**YOUR ASSIGNMENT:** A word-for-word restatement of the data is what is needed.
....
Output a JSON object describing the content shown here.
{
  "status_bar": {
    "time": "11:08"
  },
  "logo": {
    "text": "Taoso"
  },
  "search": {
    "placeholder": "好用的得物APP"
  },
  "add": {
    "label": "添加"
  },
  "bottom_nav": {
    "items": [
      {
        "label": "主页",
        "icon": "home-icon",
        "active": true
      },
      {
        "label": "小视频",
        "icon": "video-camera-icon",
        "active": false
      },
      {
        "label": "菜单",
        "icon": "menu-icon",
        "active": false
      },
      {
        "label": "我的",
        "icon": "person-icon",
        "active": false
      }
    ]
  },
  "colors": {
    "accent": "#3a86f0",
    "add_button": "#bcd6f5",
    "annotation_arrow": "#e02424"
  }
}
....
**EXERCISE RESULT:**
Output a JSON object describing the content shown here.
{
  "status_bar": {
    "time": "11:08"
  },
  "logo": {
    "text": "Taoso"
  },
  "search": {
    "placeholder": "好用的得物APP"
  },
  "add": {
    "label": "添加"
  },
  "bottom_nav": {
    "items": [
      {
        "label": "主页",
        "icon": "home-icon",
        "active": true
      },
      {
        "label": "小视频",
        "icon": "video-camera-icon",
        "active": false
      },
      {
        "label": "菜单",
        "icon": "menu-icon",
        "active": false
      },
      {
        "label": "我的",
        "icon": "person-icon",
        "active": false
      }
    ]
  },
  "colors": {
    "accent": "#3a86f0",
    "add_button": "#bcd6f5",
    "annotation_arrow": "#e02424"
  }
}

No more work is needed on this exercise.